In their statement paper regarding Beijing +10, Gabriela said, “In reality, this means families not eating three meals a day. Results from a survey from July to September last year indicate that about 12 million Filipinos (15 percent of the population) experienced hunger at least once within the time frame of the survey. Women, especially mothers, are the ones who usually give up their own share of meals in favor of their husband and children.”
Another contentious topic at Beijing +10 is the issue of reproductive and sexual rights.
Jean Enriquez, deputy executive director of CATW-AP, stated her reason for attending the conference, “I’m here to participate in the review of the Beijing Declaration…to reaffirm its principles and defend the most controversial parts of it, [including] reproductive and sexual rights.”
The U.S. stalled the conference last week by taking four days to argue that the new declaration affirming the Beijing Platform for Action did not create any new human rights. Ellen R. Sauerbrey, chief U.S. delegate to the UN Conference, claimed that the Bush administration had concerns that a phrase in the Beijing platform endorsing women’s access to “reproductive health services” could be interpreted to mean access to abortion.
After four days of divisive debate, in which no other participant supported its position, the U.S. withdrew its demand and joined the consensus. Observers claimed that such a move by the U.S., solely based on promoting the administration’s ideology, wasted valuable time that could have been devoted to other issues.
Another U.S.-backed resolution expected to generate controversy this week is that urging governments to promote women’s economic rights by amending inheritance laws that favor men, allowing women to own property and offering them small loans. This resolution has already drawn 10 pages of amendments from countries that object to what they view as America’s interference with their laws and customs.
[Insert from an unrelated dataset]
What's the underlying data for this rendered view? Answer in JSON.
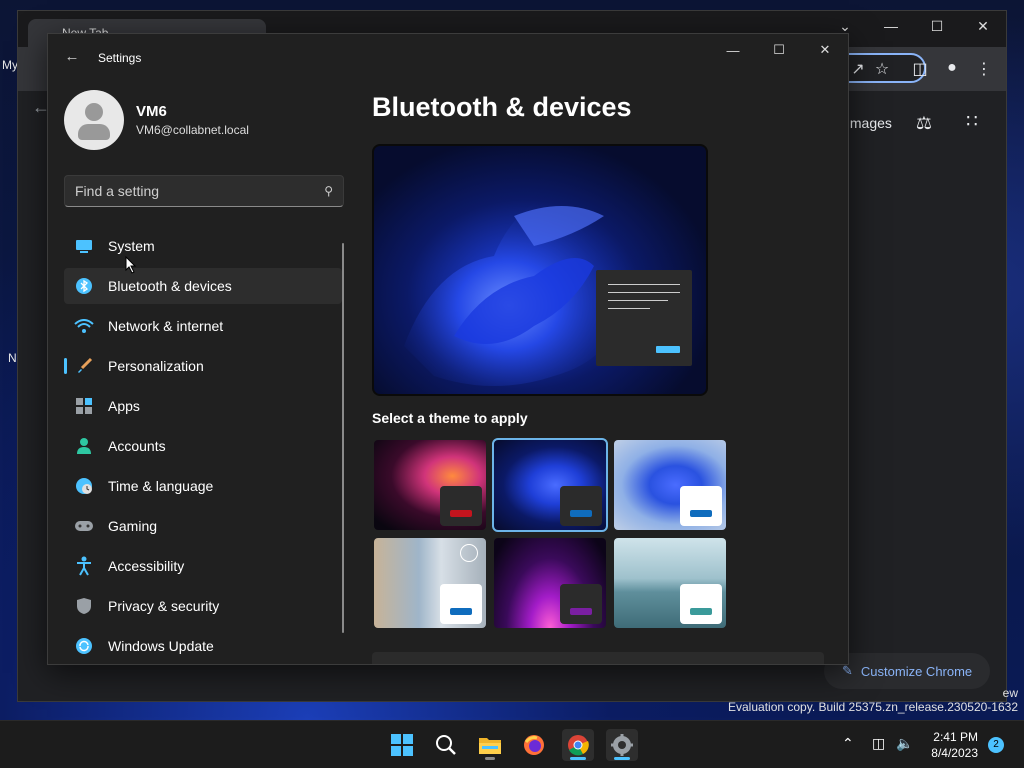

Approximately 100 women participated in protest action on March 8 – International Women’s Day. The group demanded an end to war and militarism – events that disproportionately affect women and children.